*TASK MATERIAL:*
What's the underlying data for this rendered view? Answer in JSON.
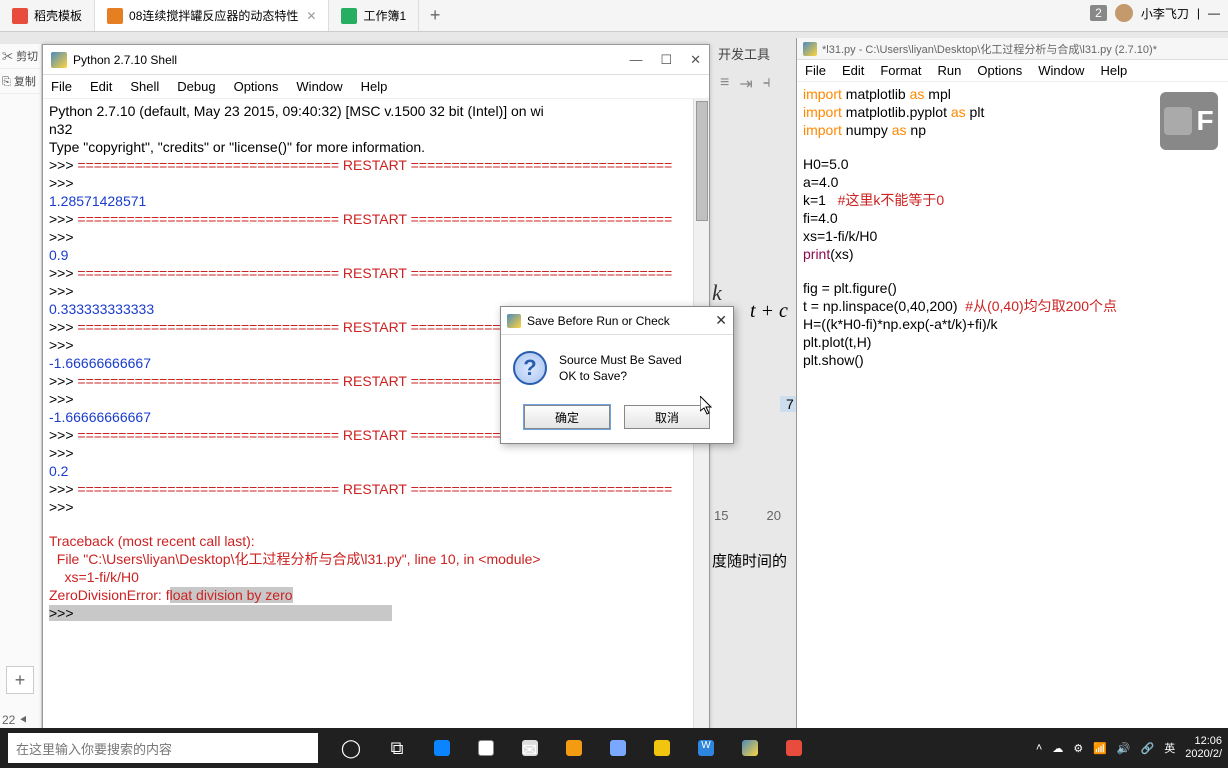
{
  "top_tabs": {
    "tab1": "稻壳模板",
    "tab2": "08连续搅拌罐反应器的动态特性",
    "tab3": "工作簿1",
    "user": "小李飞刀",
    "badge": "2"
  },
  "left": {
    "item1": "剪切",
    "item2": "复制",
    "num": "22"
  },
  "shell": {
    "title": "Python 2.7.10 Shell",
    "menus": [
      "File",
      "Edit",
      "Shell",
      "Debug",
      "Options",
      "Window",
      "Help"
    ],
    "line_header1": "Python 2.7.10 (default, May 23 2015, 09:40:32) [MSC v.1500 32 bit (Intel)] on wi",
    "line_header2": "n32",
    "line_type": "Type \"copyright\", \"credits\" or \"license()\" for more information.",
    "restart": "================================ RESTART ================================",
    "prompt": ">>> ",
    "val1": "1.28571428571",
    "val2": "0.9",
    "val3": "0.333333333333",
    "val4": "-1.66666666667",
    "val5": "-1.66666666667",
    "val6": "0.2",
    "tb1": "Traceback (most recent call last):",
    "tb2": "  File \"C:\\Users\\liyan\\Desktop\\化工过程分析与合成\\l31.py\", line 10, in <module>",
    "tb3": "    xs=1-fi/k/H0",
    "tb4_a": "ZeroDivisionError: f",
    "tb4_b": "loat division by zero"
  },
  "editor": {
    "title": "*l31.py - C:\\Users\\liyan\\Desktop\\化工过程分析与合成\\l31.py (2.7.10)*",
    "menus": [
      "File",
      "Edit",
      "Format",
      "Run",
      "Options",
      "Window",
      "Help"
    ],
    "code": {
      "l1a": "import",
      "l1b": " matplotlib ",
      "l1c": "as",
      "l1d": " mpl",
      "l2a": "import",
      "l2b": " matplotlib.pyplot ",
      "l2c": "as",
      "l2d": " plt",
      "l3a": "import",
      "l3b": " numpy ",
      "l3c": "as",
      "l3d": " np",
      "l5": "H0=5.0",
      "l6": "a=4.0",
      "l7a": "k=1   ",
      "l7b": "#这里k不能等于0",
      "l8": "fi=4.0",
      "l9": "xs=1-fi/k/H0",
      "l10a": "print",
      "l10b": "(xs)",
      "l12": "fig = plt.figure()",
      "l13a": "t = np.linspace(0,40,200)  ",
      "l13b": "#从(0,40)均匀取200个点",
      "l14": "H=((k*H0-fi)*np.exp(-a*t/k)+fi)/k",
      "l15": "plt.plot(t,H)",
      "l16": "plt.show()"
    },
    "badge": "F"
  },
  "bg": {
    "k": "k",
    "tc": "t + c",
    "seven": "7",
    "ax1": "15",
    "ax2": "20",
    "cn": "度随时间的"
  },
  "modal": {
    "title": "Save Before Run or Check",
    "msg1": "Source Must Be Saved",
    "msg2": "OK to Save?",
    "ok": "确定",
    "cancel": "取消"
  },
  "taskbar": {
    "search_placeholder": "在这里输入你要搜索的内容",
    "time": "12:06",
    "date": "2020/2/",
    "ime": "英"
  },
  "ribbon_hint": "开发工具"
}
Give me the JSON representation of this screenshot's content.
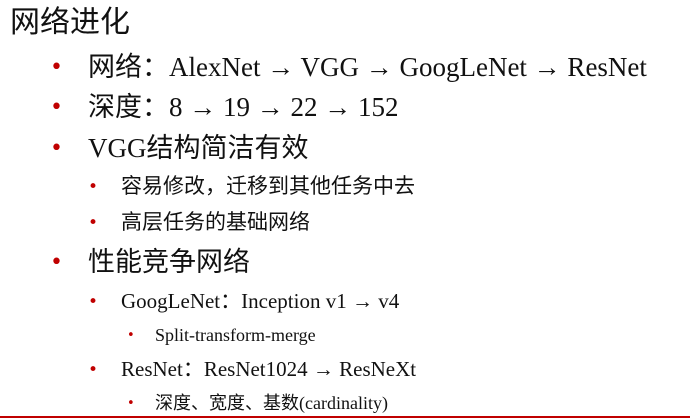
{
  "slide": {
    "title": "网络进化",
    "bullet_glyph": "•",
    "items": [
      {
        "text": "网络：AlexNet → VGG → GoogLeNet → ResNet"
      },
      {
        "text": "深度：8 → 19 → 22 → 152"
      },
      {
        "text": "VGG结构简洁有效"
      },
      {
        "text": "容易修改，迁移到其他任务中去"
      },
      {
        "text": "高层任务的基础网络"
      },
      {
        "text": "性能竞争网络"
      },
      {
        "text": "GoogLeNet：Inception v1 → v4"
      },
      {
        "text": "Split-transform-merge"
      },
      {
        "text": "ResNet：ResNet1024 → ResNeXt"
      },
      {
        "text": "深度、宽度、基数(cardinality)"
      }
    ]
  },
  "colors": {
    "bullet": "#c00000",
    "text": "#111111",
    "rule": "#c00000"
  }
}
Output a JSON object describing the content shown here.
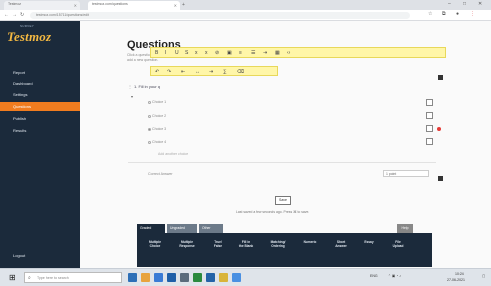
{
  "browser": {
    "tabs": [
      {
        "label": "Testmoz"
      },
      {
        "label": "testmoz.com/questions"
      }
    ],
    "new_tab": "+",
    "window_controls": [
      "–",
      "□",
      "✕"
    ],
    "address": "testmoz.com/15711/questions/edit",
    "toolbar_icons": [
      "star-icon",
      "extension-icon",
      "profile-icon",
      "menu-icon"
    ]
  },
  "sidebar": {
    "logo_top": "SURVEY",
    "logo": "Testmoz",
    "items": [
      {
        "label": "Report"
      },
      {
        "label": "Dashboard"
      },
      {
        "label": "Settings"
      },
      {
        "label": "Questions",
        "active": true
      },
      {
        "label": "Publish"
      },
      {
        "label": "Results"
      }
    ],
    "logout": "Logout"
  },
  "main": {
    "title": "Questions",
    "intro_lines": [
      "Click a question to edit it. Use the buttons below to",
      "add a new question."
    ],
    "toolbar1_icons": [
      "bold-icon",
      "italic-icon",
      "underline-icon",
      "strike-icon",
      "sub-icon",
      "sup-icon",
      "link-icon",
      "image-icon",
      "list-icon",
      "list-ol-icon",
      "indent-icon",
      "table-icon",
      "code-icon"
    ],
    "toolbar2_icons": [
      "undo-icon",
      "redo-icon",
      "align-left-icon",
      "align-center-icon",
      "align-right-icon",
      "formula-icon",
      "eraser-icon"
    ],
    "question_label": "1. Fill in your q",
    "options": [
      {
        "label": "Choice 1",
        "selected": false
      },
      {
        "label": "Choice 2",
        "selected": false
      },
      {
        "label": "Choice 3",
        "selected": true
      },
      {
        "label": "Choice 4",
        "selected": false
      }
    ],
    "add_option": "Add another choice",
    "hint": "Correct Answer",
    "points": "1 point",
    "save_label": "Save",
    "save_note": "Last saved a few seconds ago. Press ⌘ to save."
  },
  "type_tabs": [
    {
      "label": "Graded",
      "active": true
    },
    {
      "label": "Ungraded",
      "active": false
    },
    {
      "label": "Other",
      "active": false
    }
  ],
  "help_label": "Help",
  "question_types": [
    {
      "line1": "Multiple",
      "line2": "Choice"
    },
    {
      "line1": "Multiple",
      "line2": "Response"
    },
    {
      "line1": "True/",
      "line2": "False"
    },
    {
      "line1": "Fill in",
      "line2": "the Blank"
    },
    {
      "line1": "Matching/",
      "line2": "Ordering"
    },
    {
      "line1": "Numeric",
      "line2": ""
    },
    {
      "line1": "Short",
      "line2": "Answer"
    },
    {
      "line1": "Essay",
      "line2": ""
    },
    {
      "line1": "File",
      "line2": "Upload"
    }
  ],
  "taskbar": {
    "search_placeholder": "Type here to search",
    "tray_text": "ENG",
    "time": "10:24",
    "date": "27-06-2021"
  }
}
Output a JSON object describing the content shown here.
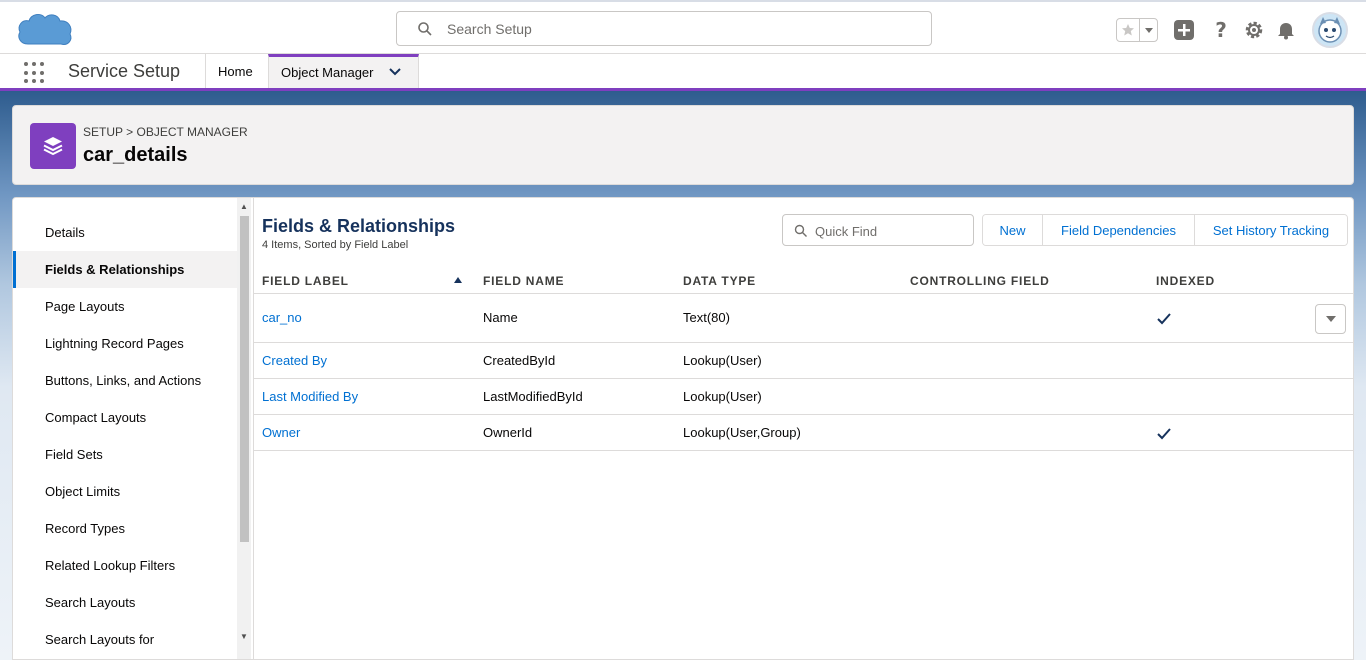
{
  "header": {
    "logo": "cloud-logo",
    "search_placeholder": "Search Setup",
    "icons": [
      "star-icon",
      "add-icon",
      "help-icon",
      "gear-icon",
      "bell-icon",
      "avatar"
    ]
  },
  "nav": {
    "app_name": "Service Setup",
    "tabs": [
      {
        "label": "Home"
      },
      {
        "label": "Object Manager"
      }
    ]
  },
  "object": {
    "breadcrumb_setup": "SETUP",
    "breadcrumb_sep": ">",
    "breadcrumb_om": "OBJECT MANAGER",
    "title": "car_details"
  },
  "sidebar": {
    "items": [
      {
        "label": "Details"
      },
      {
        "label": "Fields & Relationships"
      },
      {
        "label": "Page Layouts"
      },
      {
        "label": "Lightning Record Pages"
      },
      {
        "label": "Buttons, Links, and Actions"
      },
      {
        "label": "Compact Layouts"
      },
      {
        "label": "Field Sets"
      },
      {
        "label": "Object Limits"
      },
      {
        "label": "Record Types"
      },
      {
        "label": "Related Lookup Filters"
      },
      {
        "label": "Search Layouts"
      },
      {
        "label": "Search Layouts for"
      }
    ],
    "active_index": 1
  },
  "main": {
    "title": "Fields & Relationships",
    "subtitle": "4 Items, Sorted by Field Label",
    "quick_find_placeholder": "Quick Find",
    "buttons": [
      {
        "label": "New"
      },
      {
        "label": "Field Dependencies"
      },
      {
        "label": "Set History Tracking"
      }
    ],
    "columns": [
      "FIELD LABEL",
      "FIELD NAME",
      "DATA TYPE",
      "CONTROLLING FIELD",
      "INDEXED"
    ],
    "rows": [
      {
        "label": "car_no",
        "name": "Name",
        "type": "Text(80)",
        "controlling": "",
        "indexed": true
      },
      {
        "label": "Created By",
        "name": "CreatedById",
        "type": "Lookup(User)",
        "controlling": "",
        "indexed": false
      },
      {
        "label": "Last Modified By",
        "name": "LastModifiedById",
        "type": "Lookup(User)",
        "controlling": "",
        "indexed": false
      },
      {
        "label": "Owner",
        "name": "OwnerId",
        "type": "Lookup(User,Group)",
        "controlling": "",
        "indexed": true
      }
    ]
  },
  "colors": {
    "brand_purple": "#7f3fbf",
    "link_blue": "#0070d2",
    "title_navy": "#16325c"
  }
}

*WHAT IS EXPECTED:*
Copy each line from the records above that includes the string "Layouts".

*EXPECTED ANSWER:*
        "label": "Page Layouts"
        "label": "Compact Layouts"
        "label": "Search Layouts"
        "label": "Search Layouts for"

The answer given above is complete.